Reproduce the entries in full. Exclude all images from the copy.

-------------------------

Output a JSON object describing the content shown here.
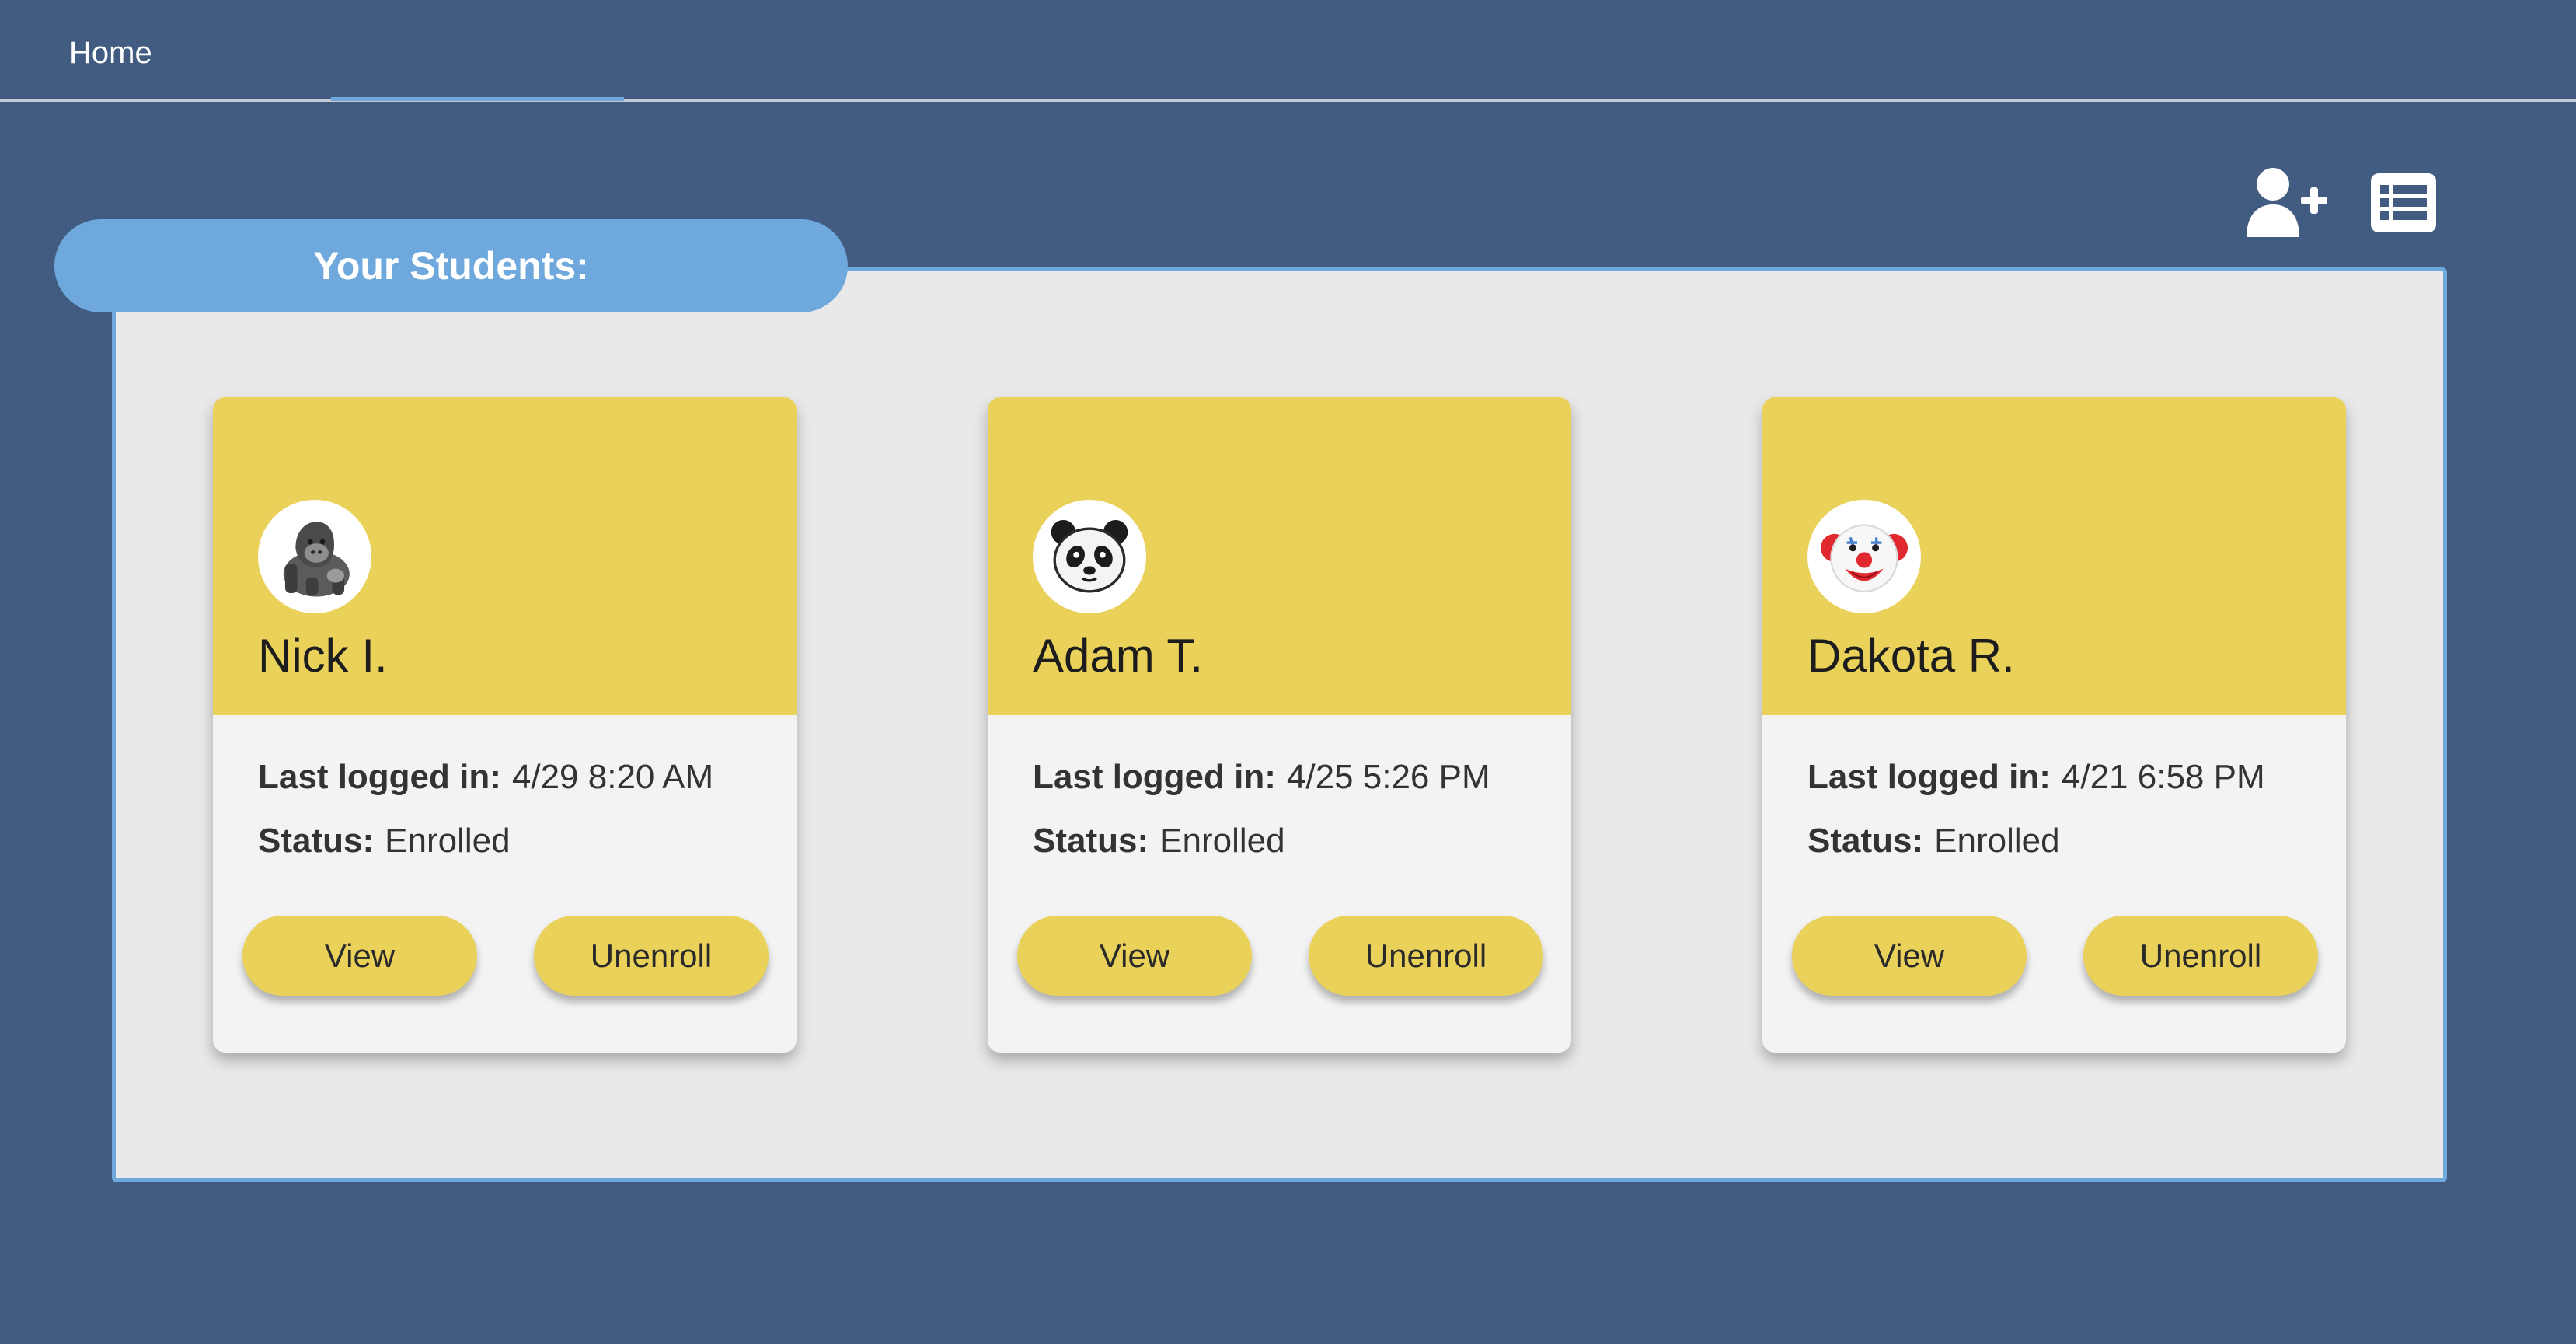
{
  "nav": {
    "home_label": "Home"
  },
  "toolbar": {
    "add_student_icon": "user-plus-icon",
    "list_view_icon": "list-icon"
  },
  "panel": {
    "title": "Your Students:"
  },
  "students": [
    {
      "name": "Nick I.",
      "avatar_icon": "gorilla-icon",
      "last_login_label": "Last logged in:",
      "last_login_value": "4/29 8:20 AM",
      "status_label": "Status:",
      "status_value": "Enrolled",
      "view_label": "View",
      "unenroll_label": "Unenroll"
    },
    {
      "name": "Adam T.",
      "avatar_icon": "panda-icon",
      "last_login_label": "Last logged in:",
      "last_login_value": "4/25 5:26 PM",
      "status_label": "Status:",
      "status_value": "Enrolled",
      "view_label": "View",
      "unenroll_label": "Unenroll"
    },
    {
      "name": "Dakota R.",
      "avatar_icon": "clown-icon",
      "last_login_label": "Last logged in:",
      "last_login_value": "4/21 6:58 PM",
      "status_label": "Status:",
      "status_value": "Enrolled",
      "view_label": "View",
      "unenroll_label": "Unenroll"
    }
  ],
  "colors": {
    "background": "#425b80",
    "accent_blue": "#6fa8dc",
    "card_yellow": "#ead159",
    "panel_gray": "#e9e9e9"
  }
}
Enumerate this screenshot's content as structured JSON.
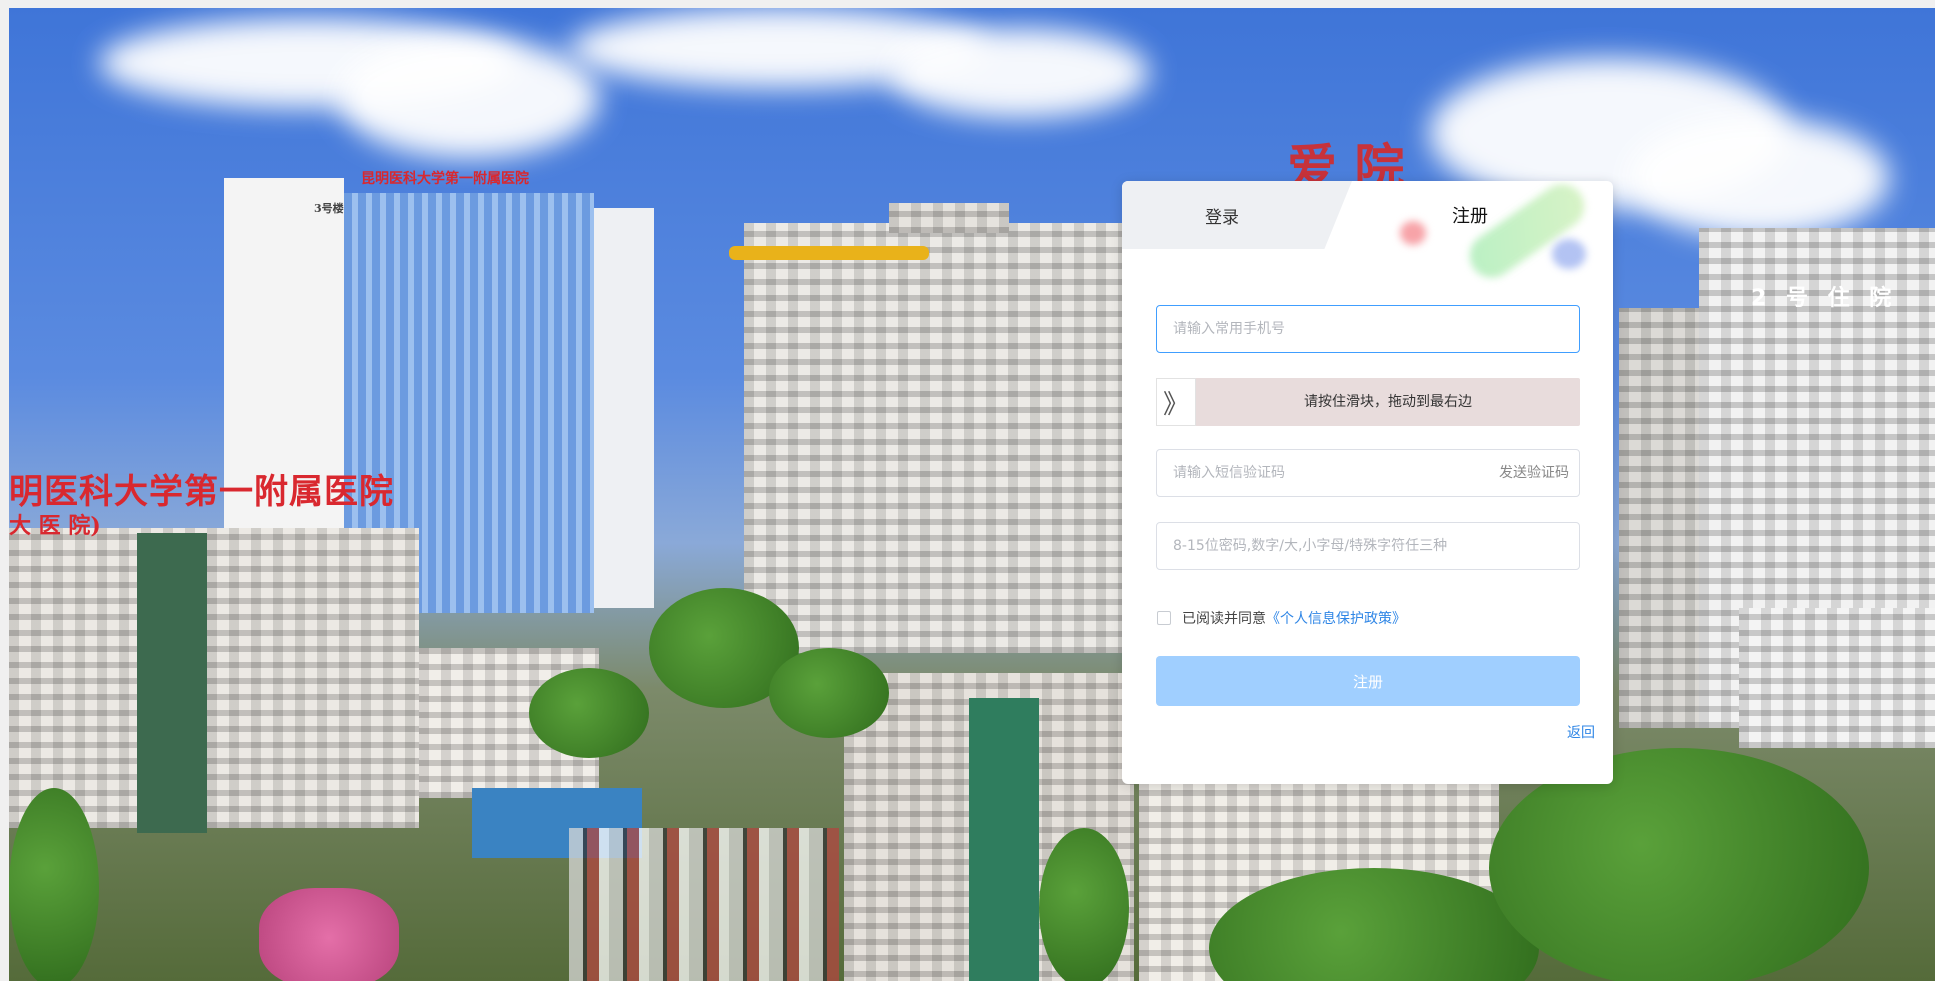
{
  "background": {
    "sign_main": "明医科大学第一附属医院",
    "sign_sub": "大 医 院)",
    "tower_sign": "昆明医科大学第一附属医院",
    "tower_label": "3号楼",
    "right_building_label": "2 号 住 院",
    "calligraphy": "爱 院"
  },
  "tabs": {
    "login": "登录",
    "register": "注册"
  },
  "form": {
    "phone_placeholder": "请输入常用手机号",
    "slider_text": "请按住滑块，拖动到最右边",
    "slider_handle_glyph": "》",
    "sms_placeholder": "请输入短信验证码",
    "send_code": "发送验证码",
    "password_placeholder": "8-15位密码,数字/大,小字母/特殊字符任三种",
    "agree_text": "已阅读并同意",
    "policy_link": "《个人信息保护政策》",
    "register_button": "注册",
    "back_link": "返回"
  },
  "colors": {
    "primary": "#409eff",
    "button_disabled": "#a0cfff",
    "link": "#2f86e6",
    "slider_track": "#e8dcdc"
  }
}
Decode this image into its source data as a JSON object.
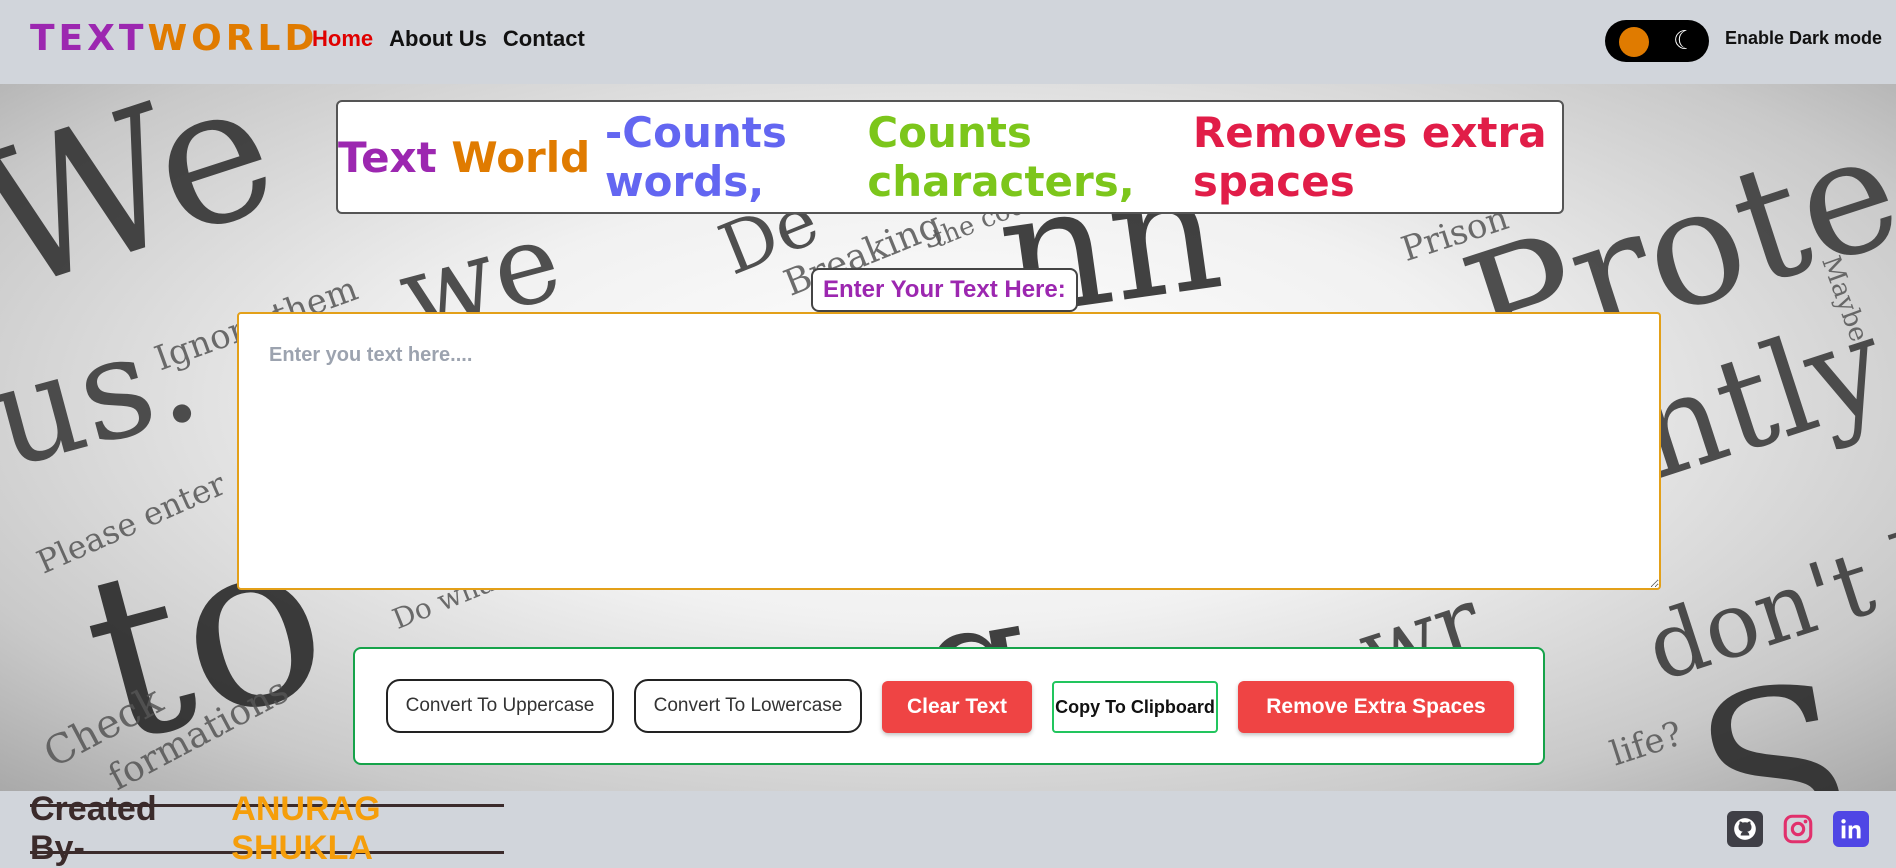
{
  "navbar": {
    "brand_part1": "TEXT",
    "brand_part2": "WORLD",
    "links": [
      "Home",
      "About Us",
      "Contact"
    ],
    "dark_mode_label": "Enable Dark mode"
  },
  "hero": {
    "title_parts": [
      "Text",
      "World",
      "-Counts words,",
      "Counts characters,",
      "Removes extra spaces"
    ],
    "input_label": "Enter Your Text Here:",
    "textarea_placeholder": "Enter you text here....",
    "textarea_value": ""
  },
  "actions": {
    "uppercase": "Convert To Uppercase",
    "lowercase": "Convert To Lowercase",
    "clear": "Clear Text",
    "copy": "Copy To Clipboard",
    "remove_spaces": "Remove Extra Spaces"
  },
  "footer": {
    "created_by": "Created By-",
    "author": "ANURAG SHUKLA"
  },
  "background_words": [
    "We",
    "us.",
    "to",
    "we",
    "Ignore them",
    "Please enter",
    "Check",
    "formations",
    "Do wha",
    "Breaking",
    "De",
    "the code",
    "Prison",
    "ently",
    "Protec",
    "Maybe",
    "don't kno",
    "life?",
    "wr",
    "ag",
    "S",
    "nn"
  ],
  "colors": {
    "brand_purple": "#9c27b0",
    "brand_orange": "#e07b00",
    "title_blue": "#6366f1",
    "title_green": "#7cc61b",
    "title_red": "#e11d48",
    "button_red": "#ef4444",
    "navbar_bg": "#d1d5db",
    "author_orange": "#f59e0b"
  },
  "icons": [
    "moon-icon",
    "github-icon",
    "instagram-icon",
    "linkedin-icon"
  ]
}
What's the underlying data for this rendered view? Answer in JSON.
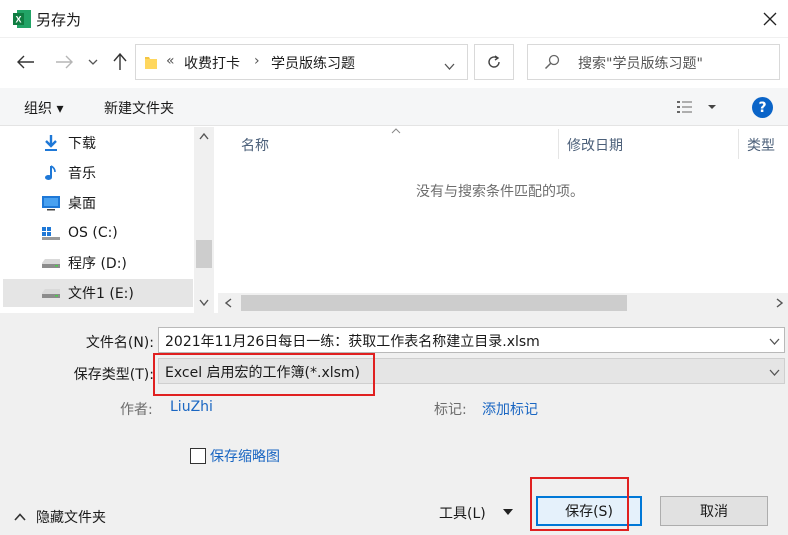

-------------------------

▶ EXPECTED ANSWER
Output a JSON object describing the content shown here.
{
  "nav": {
    "home_label": "Home"
  },
  "toolbar": {
    "add_student_icon": "user-plus-icon",
    "list_view_icon": "list-icon"
  },
  "panel": {
    "title": "Your Students:"
  },
  "students": [
    {
      "name": "Nick I.",
      "avatar_icon": "gorilla-icon",
      "last_login_label": "Last logged in:",
      "last_login_value": "4/29 8:20 AM",
      "status_label": "Status:",
      "status_value": "Enrolled",
      "view_label": "View",
      "unenroll_label": "Unenroll"
    },
    {
      "name": "Adam T.",
      "avatar_icon": "panda-icon",
      "last_login_label": "Last logged in:",
      "last_login_value": "4/25 5:26 PM",
      "status_label": "Status:",
      "status_value": "Enrolled",
      "view_label": "View",
      "unenroll_label": "Unenroll"
    },
    {
      "name": "Dakota R.",
      "avatar_icon": "clown-icon",
      "last_login_label": "Last logged in:",
      "last_login_value": "4/21 6:58 PM",
      "status_label": "Status:",
      "status_value": "Enrolled",
      "view_label": "View",
      "unenroll_label": "Unenroll"
    }
  ],
  "colors": {
    "background": "#425b80",
    "accent_blue": "#6fa8dc",
    "card_yellow": "#ead159",
    "panel_gray": "#e9e9e9"
  }
}
Enumerate this screenshot's content as structured JSON.
{
  "background": {
    "sign_main": "明医科大学第一附属医院",
    "sign_sub": "大 医 院)",
    "tower_sign": "昆明医科大学第一附属医院",
    "tower_label": "3号楼",
    "right_building_label": "2 号 住 院",
    "calligraphy": "爱 院"
  },
  "tabs": {
    "login": "登录",
    "register": "注册"
  },
  "form": {
    "phone_placeholder": "请输入常用手机号",
    "slider_text": "请按住滑块，拖动到最右边",
    "slider_handle_glyph": "》",
    "sms_placeholder": "请输入短信验证码",
    "send_code": "发送验证码",
    "password_placeholder": "8-15位密码,数字/大,小字母/特殊字符任三种",
    "agree_text": "已阅读并同意",
    "policy_link": "《个人信息保护政策》",
    "register_button": "注册",
    "back_link": "返回"
  },
  "colors": {
    "primary": "#409eff",
    "button_disabled": "#a0cfff",
    "link": "#2f86e6",
    "slider_track": "#e8dcdc"
  }
}
Decode this image into its source data as a JSON object.
{
  "navbar": {
    "brand_part1": "TEXT",
    "brand_part2": "WORLD",
    "links": [
      "Home",
      "About Us",
      "Contact"
    ],
    "dark_mode_label": "Enable Dark mode"
  },
  "hero": {
    "title_parts": [
      "Text",
      "World",
      "-Counts words,",
      "Counts characters,",
      "Removes extra spaces"
    ],
    "input_label": "Enter Your Text Here:",
    "textarea_placeholder": "Enter you text here....",
    "textarea_value": ""
  },
  "actions": {
    "uppercase": "Convert To Uppercase",
    "lowercase": "Convert To Lowercase",
    "clear": "Clear Text",
    "copy": "Copy To Clipboard",
    "remove_spaces": "Remove Extra Spaces"
  },
  "footer": {
    "created_by": "Created By-",
    "author": "ANURAG SHUKLA"
  },
  "background_words": [
    "We",
    "us.",
    "to",
    "we",
    "Ignore them",
    "Please enter",
    "Check",
    "formations",
    "Do wha",
    "Breaking",
    "De",
    "the code",
    "Prison",
    "ently",
    "Protec",
    "Maybe",
    "don't kno",
    "life?",
    "wr",
    "ag",
    "S",
    "nn"
  ],
  "colors": {
    "brand_purple": "#9c27b0",
    "brand_orange": "#e07b00",
    "title_blue": "#6366f1",
    "title_green": "#7cc61b",
    "title_red": "#e11d48",
    "button_red": "#ef4444",
    "navbar_bg": "#d1d5db",
    "author_orange": "#f59e0b"
  },
  "icons": [
    "moon-icon",
    "github-icon",
    "instagram-icon",
    "linkedin-icon"
  ]
}
What's the underlying data for this rendered view? Answer in JSON.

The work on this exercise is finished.